**EXERCISE DETAILS**
Each of the entries beneath this task should be written out exactly.

*-*-*

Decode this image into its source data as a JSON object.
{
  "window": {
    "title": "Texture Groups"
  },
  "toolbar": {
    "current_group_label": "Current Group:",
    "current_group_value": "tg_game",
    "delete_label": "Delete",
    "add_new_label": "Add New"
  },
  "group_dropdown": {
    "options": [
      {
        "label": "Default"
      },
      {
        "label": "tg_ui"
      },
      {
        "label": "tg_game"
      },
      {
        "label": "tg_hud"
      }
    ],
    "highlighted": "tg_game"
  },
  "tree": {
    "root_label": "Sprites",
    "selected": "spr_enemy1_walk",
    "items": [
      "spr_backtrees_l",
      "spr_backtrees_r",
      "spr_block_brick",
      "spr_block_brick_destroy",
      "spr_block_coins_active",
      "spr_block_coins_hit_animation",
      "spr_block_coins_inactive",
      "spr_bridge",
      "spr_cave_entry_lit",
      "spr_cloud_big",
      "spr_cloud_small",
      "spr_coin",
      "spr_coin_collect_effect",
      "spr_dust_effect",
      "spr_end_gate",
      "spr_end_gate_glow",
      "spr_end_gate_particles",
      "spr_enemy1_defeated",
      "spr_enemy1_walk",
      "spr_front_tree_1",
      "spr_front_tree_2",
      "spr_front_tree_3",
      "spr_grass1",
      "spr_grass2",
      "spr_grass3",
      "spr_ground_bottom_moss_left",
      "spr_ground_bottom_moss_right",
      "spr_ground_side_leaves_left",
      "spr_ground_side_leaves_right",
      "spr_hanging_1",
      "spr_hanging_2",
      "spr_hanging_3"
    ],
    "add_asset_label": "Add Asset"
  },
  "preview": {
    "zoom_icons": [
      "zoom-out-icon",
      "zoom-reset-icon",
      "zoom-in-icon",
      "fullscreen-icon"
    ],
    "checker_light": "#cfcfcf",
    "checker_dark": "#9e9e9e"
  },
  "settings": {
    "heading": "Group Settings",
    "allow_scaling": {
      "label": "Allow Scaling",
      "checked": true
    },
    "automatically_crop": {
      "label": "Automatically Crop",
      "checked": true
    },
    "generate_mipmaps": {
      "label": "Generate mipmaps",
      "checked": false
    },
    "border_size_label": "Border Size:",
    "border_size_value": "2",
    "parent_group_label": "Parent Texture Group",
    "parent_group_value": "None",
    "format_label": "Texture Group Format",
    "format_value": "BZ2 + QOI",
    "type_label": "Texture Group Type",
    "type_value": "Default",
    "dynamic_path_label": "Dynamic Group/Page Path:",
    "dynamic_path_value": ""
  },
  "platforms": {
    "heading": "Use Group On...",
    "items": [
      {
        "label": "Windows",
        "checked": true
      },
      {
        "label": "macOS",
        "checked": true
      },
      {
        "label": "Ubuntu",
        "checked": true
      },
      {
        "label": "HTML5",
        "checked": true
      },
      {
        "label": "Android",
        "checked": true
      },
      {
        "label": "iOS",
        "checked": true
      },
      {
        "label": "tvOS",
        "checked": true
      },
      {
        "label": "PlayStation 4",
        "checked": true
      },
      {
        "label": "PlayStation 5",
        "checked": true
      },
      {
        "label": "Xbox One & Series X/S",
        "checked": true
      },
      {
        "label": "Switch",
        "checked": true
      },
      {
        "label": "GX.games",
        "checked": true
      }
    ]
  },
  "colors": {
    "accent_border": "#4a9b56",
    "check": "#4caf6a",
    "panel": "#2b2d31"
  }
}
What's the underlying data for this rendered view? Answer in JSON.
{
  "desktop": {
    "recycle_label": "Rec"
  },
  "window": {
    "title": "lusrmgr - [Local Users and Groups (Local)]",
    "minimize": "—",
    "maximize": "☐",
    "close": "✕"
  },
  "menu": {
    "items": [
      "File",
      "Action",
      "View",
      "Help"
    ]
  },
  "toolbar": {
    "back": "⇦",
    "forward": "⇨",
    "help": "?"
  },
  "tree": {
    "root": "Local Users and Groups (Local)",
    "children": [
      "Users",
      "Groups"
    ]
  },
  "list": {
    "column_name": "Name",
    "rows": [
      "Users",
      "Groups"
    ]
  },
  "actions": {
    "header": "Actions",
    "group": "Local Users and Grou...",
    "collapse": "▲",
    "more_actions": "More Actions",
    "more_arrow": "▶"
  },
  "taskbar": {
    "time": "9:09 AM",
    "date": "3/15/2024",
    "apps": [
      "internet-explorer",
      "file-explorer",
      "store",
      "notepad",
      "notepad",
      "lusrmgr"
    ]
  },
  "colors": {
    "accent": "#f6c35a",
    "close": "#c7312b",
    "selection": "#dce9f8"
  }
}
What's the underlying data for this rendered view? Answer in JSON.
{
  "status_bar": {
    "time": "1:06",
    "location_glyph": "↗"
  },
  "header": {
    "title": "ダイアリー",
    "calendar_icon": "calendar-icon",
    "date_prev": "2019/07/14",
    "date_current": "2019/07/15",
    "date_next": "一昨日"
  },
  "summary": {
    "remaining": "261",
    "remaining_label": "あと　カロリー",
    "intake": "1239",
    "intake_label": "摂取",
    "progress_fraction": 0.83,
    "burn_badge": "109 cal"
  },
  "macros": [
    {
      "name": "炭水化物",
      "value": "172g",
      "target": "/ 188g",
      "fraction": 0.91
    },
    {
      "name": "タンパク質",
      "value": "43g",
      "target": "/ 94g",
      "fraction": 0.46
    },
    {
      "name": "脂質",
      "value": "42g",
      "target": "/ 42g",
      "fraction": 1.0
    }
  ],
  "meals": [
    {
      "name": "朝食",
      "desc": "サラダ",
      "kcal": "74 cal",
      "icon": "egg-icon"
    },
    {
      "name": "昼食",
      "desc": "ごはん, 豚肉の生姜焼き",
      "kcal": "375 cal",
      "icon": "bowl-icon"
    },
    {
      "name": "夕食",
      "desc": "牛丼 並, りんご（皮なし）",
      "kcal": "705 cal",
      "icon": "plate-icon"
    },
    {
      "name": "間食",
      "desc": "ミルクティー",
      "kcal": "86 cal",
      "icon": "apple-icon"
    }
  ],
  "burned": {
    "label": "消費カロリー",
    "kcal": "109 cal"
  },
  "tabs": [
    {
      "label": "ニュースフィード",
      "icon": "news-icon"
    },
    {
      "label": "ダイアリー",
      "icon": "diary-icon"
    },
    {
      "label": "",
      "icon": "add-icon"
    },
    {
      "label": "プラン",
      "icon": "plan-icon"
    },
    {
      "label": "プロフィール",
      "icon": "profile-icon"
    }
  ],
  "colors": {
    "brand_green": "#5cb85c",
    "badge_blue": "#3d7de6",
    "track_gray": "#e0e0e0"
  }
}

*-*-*

**EXERCISE ANSWER**
Decode this image into its source data as a JSON object.
{
  "window": {
    "title": "Texture Groups"
  },
  "toolbar": {
    "current_group_label": "Current Group:",
    "current_group_value": "tg_game",
    "delete_label": "Delete",
    "add_new_label": "Add New"
  },
  "group_dropdown": {
    "options": [
      {
        "label": "Default"
      },
      {
        "label": "tg_ui"
      },
      {
        "label": "tg_game"
      },
      {
        "label": "tg_hud"
      }
    ],
    "highlighted": "tg_game"
  },
  "tree": {
    "root_label": "Sprites",
    "selected": "spr_enemy1_walk",
    "items": [
      "spr_backtrees_l",
      "spr_backtrees_r",
      "spr_block_brick",
      "spr_block_brick_destroy",
      "spr_block_coins_active",
      "spr_block_coins_hit_animation",
      "spr_block_coins_inactive",
      "spr_bridge",
      "spr_cave_entry_lit",
      "spr_cloud_big",
      "spr_cloud_small",
      "spr_coin",
      "spr_coin_collect_effect",
      "spr_dust_effect",
      "spr_end_gate",
      "spr_end_gate_glow",
      "spr_end_gate_particles",
      "spr_enemy1_defeated",
      "spr_enemy1_walk",
      "spr_front_tree_1",
      "spr_front_tree_2",
      "spr_front_tree_3",
      "spr_grass1",
      "spr_grass2",
      "spr_grass3",
      "spr_ground_bottom_moss_left",
      "spr_ground_bottom_moss_right",
      "spr_ground_side_leaves_left",
      "spr_ground_side_leaves_right",
      "spr_hanging_1",
      "spr_hanging_2",
      "spr_hanging_3"
    ],
    "add_asset_label": "Add Asset"
  },
  "preview": {
    "zoom_icons": [
      "zoom-out-icon",
      "zoom-reset-icon",
      "zoom-in-icon",
      "fullscreen-icon"
    ],
    "checker_light": "#cfcfcf",
    "checker_dark": "#9e9e9e"
  },
  "settings": {
    "heading": "Group Settings",
    "allow_scaling": {
      "label": "Allow Scaling",
      "checked": true
    },
    "automatically_crop": {
      "label": "Automatically Crop",
      "checked": true
    },
    "generate_mipmaps": {
      "label": "Generate mipmaps",
      "checked": false
    },
    "border_size_label": "Border Size:",
    "border_size_value": "2",
    "parent_group_label": "Parent Texture Group",
    "parent_group_value": "None",
    "format_label": "Texture Group Format",
    "format_value": "BZ2 + QOI",
    "type_label": "Texture Group Type",
    "type_value": "Default",
    "dynamic_path_label": "Dynamic Group/Page Path:",
    "dynamic_path_value": ""
  },
  "platforms": {
    "heading": "Use Group On...",
    "items": [
      {
        "label": "Windows",
        "checked": true
      },
      {
        "label": "macOS",
        "checked": true
      },
      {
        "label": "Ubuntu",
        "checked": true
      },
      {
        "label": "HTML5",
        "checked": true
      },
      {
        "label": "Android",
        "checked": true
      },
      {
        "label": "iOS",
        "checked": true
      },
      {
        "label": "tvOS",
        "checked": true
      },
      {
        "label": "PlayStation 4",
        "checked": true
      },
      {
        "label": "PlayStation 5",
        "checked": true
      },
      {
        "label": "Xbox One & Series X/S",
        "checked": true
      },
      {
        "label": "Switch",
        "checked": true
      },
      {
        "label": "GX.games",
        "checked": true
      }
    ]
  },
  "colors": {
    "accent_border": "#4a9b56",
    "check": "#4caf6a",
    "panel": "#2b2d31"
  }
}
What's the underlying data for this rendered view? Answer in JSON.
{
  "desktop": {
    "recycle_label": "Rec"
  },
  "window": {
    "title": "lusrmgr - [Local Users and Groups (Local)]",
    "minimize": "—",
    "maximize": "☐",
    "close": "✕"
  },
  "menu": {
    "items": [
      "File",
      "Action",
      "View",
      "Help"
    ]
  },
  "toolbar": {
    "back": "⇦",
    "forward": "⇨",
    "help": "?"
  },
  "tree": {
    "root": "Local Users and Groups (Local)",
    "children": [
      "Users",
      "Groups"
    ]
  },
  "list": {
    "column_name": "Name",
    "rows": [
      "Users",
      "Groups"
    ]
  },
  "actions": {
    "header": "Actions",
    "group": "Local Users and Grou...",
    "collapse": "▲",
    "more_actions": "More Actions",
    "more_arrow": "▶"
  },
  "taskbar": {
    "time": "9:09 AM",
    "date": "3/15/2024",
    "apps": [
      "internet-explorer",
      "file-explorer",
      "store",
      "notepad",
      "notepad",
      "lusrmgr"
    ]
  },
  "colors": {
    "accent": "#f6c35a",
    "close": "#c7312b",
    "selection": "#dce9f8"
  }
}
What's the underlying data for this rendered view? Answer in JSON.
{
  "status_bar": {
    "time": "1:06",
    "location_glyph": "↗"
  },
  "header": {
    "title": "ダイアリー",
    "calendar_icon": "calendar-icon",
    "date_prev": "2019/07/14",
    "date_current": "2019/07/15",
    "date_next": "一昨日"
  },
  "summary": {
    "remaining": "261",
    "remaining_label": "あと　カロリー",
    "intake": "1239",
    "intake_label": "摂取",
    "progress_fraction": 0.83,
    "burn_badge": "109 cal"
  },
  "macros": [
    {
      "name": "炭水化物",
      "value": "172g",
      "target": "/ 188g",
      "fraction": 0.91
    },
    {
      "name": "タンパク質",
      "value": "43g",
      "target": "/ 94g",
      "fraction": 0.46
    },
    {
      "name": "脂質",
      "value": "42g",
      "target": "/ 42g",
      "fraction": 1.0
    }
  ],
  "meals": [
    {
      "name": "朝食",
      "desc": "サラダ",
      "kcal": "74 cal",
      "icon": "egg-icon"
    },
    {
      "name": "昼食",
      "desc": "ごはん, 豚肉の生姜焼き",
      "kcal": "375 cal",
      "icon": "bowl-icon"
    },
    {
      "name": "夕食",
      "desc": "牛丼 並, りんご（皮なし）",
      "kcal": "705 cal",
      "icon": "plate-icon"
    },
    {
      "name": "間食",
      "desc": "ミルクティー",
      "kcal": "86 cal",
      "icon": "apple-icon"
    }
  ],
  "burned": {
    "label": "消費カロリー",
    "kcal": "109 cal"
  },
  "tabs": [
    {
      "label": "ニュースフィード",
      "icon": "news-icon"
    },
    {
      "label": "ダイアリー",
      "icon": "diary-icon"
    },
    {
      "label": "",
      "icon": "add-icon"
    },
    {
      "label": "プラン",
      "icon": "plan-icon"
    },
    {
      "label": "プロフィール",
      "icon": "profile-icon"
    }
  ],
  "colors": {
    "brand_green": "#5cb85c",
    "badge_blue": "#3d7de6",
    "track_gray": "#e0e0e0"
  }
}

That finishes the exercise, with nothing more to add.